AN OLD chapel could be brought back into use following a clear-up project to enable a County Durham man to bury his mother next to her late husband.

No one had been buried at St Nicholas’ Church, in Providence Row, Durham, for more than 30 years.

But work to clear up the overgrown church yard started after Alan Pepper, from Carrville, on the outskirts of the city, made an enquiry about burying his mother, Edith, there.

Durham Tees Valley Community Rehabilitation Company (DTV CRC) and Durham County Council started the work last September, following the death of the 102-year-old, to enable her to be buried next to her husband James William Pepper.

Mr Pepper, said: “The participants were absolutely brilliant, I can’t thank them enough. You couldn’t see the path leading up to the church as it was so overgrown but now, they have completely transformed the place.

“On behalf of myself and the family, we appreciate the work DTV CRC and the council have done to enable my mother’s burial to take place.”

Since the funeral in September, work has continued to clear the area and is ongoing to keep it tidy.

The Greek Orthodox Church is now hoping to take over the church and is trying to raise £160,000 to bring the building back into a usable condition.

Panos Korovessis, from the Greek Orthodox church in Newcastle, said: “This lovely building was left to ruin and disused so we made enquiries to acquire it, pay for its restoration and use it as our Orthodox Christian chapel.
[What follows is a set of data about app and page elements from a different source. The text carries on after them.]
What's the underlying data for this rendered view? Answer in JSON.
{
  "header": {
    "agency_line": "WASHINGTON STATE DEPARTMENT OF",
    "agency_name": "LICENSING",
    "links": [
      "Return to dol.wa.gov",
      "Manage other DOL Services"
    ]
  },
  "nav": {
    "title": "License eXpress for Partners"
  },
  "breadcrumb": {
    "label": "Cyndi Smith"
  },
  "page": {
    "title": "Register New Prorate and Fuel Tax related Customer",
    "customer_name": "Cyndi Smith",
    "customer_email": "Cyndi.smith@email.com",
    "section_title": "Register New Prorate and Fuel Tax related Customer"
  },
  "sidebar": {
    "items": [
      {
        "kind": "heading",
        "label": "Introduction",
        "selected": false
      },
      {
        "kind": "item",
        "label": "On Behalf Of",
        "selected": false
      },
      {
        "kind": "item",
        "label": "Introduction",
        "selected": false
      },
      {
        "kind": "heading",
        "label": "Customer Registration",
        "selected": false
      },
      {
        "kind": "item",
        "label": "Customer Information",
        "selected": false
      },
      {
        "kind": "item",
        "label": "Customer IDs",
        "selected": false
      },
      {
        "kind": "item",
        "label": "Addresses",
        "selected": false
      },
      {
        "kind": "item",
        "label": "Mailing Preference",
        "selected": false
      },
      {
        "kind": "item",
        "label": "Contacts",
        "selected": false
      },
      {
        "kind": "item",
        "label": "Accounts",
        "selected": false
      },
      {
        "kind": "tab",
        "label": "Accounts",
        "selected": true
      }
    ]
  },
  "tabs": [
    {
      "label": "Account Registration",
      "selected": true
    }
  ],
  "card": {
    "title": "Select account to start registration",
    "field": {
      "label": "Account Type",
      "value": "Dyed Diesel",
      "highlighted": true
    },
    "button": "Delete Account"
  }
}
“We’re hoping to raise £160,000 to pay towards these costs and are working alongside Durham County Council’s planning department. DTV CRC has done a magnificent job by clearing the whole park and making it accessible again.”

A team of 145 offenders, who had to carry out unpaid community work as part of their sentences, were involved, spending 1,250 hours over 36 days to clear away shrub areas, self-seeded trees and brambles.

Martin Briscoe from Durham County Council, said: “DTV and the unpaid work team has done a fantastic job. We’ve formed a really good relationship and worked with them for a number of years on smaller projects, but this is by far the biggest project we’ve delivered together. A lot has been achieved in a short space of time and demonstrates what can be gained by working in partnership.”

Ken Hounam, unpaid work manager at DTV CRC, said: “When Mr Pepper contacted us and told us about his mother’s wish to be buried at the cemetery, we immediately contacted the council and arranged for a team of participants to attend the site.

“It was a huge effort from the team, working in partnership with Durham County Council but we are very proud that our efforts have been recognised.”

Unpaid work provides a structured programme and route for men and women to re-pay the community for the crimes they have committed and works in partnership with local authorities, community groups, charities and sports clubs.

Members of the public can recommend other projects via the DTV CRC website.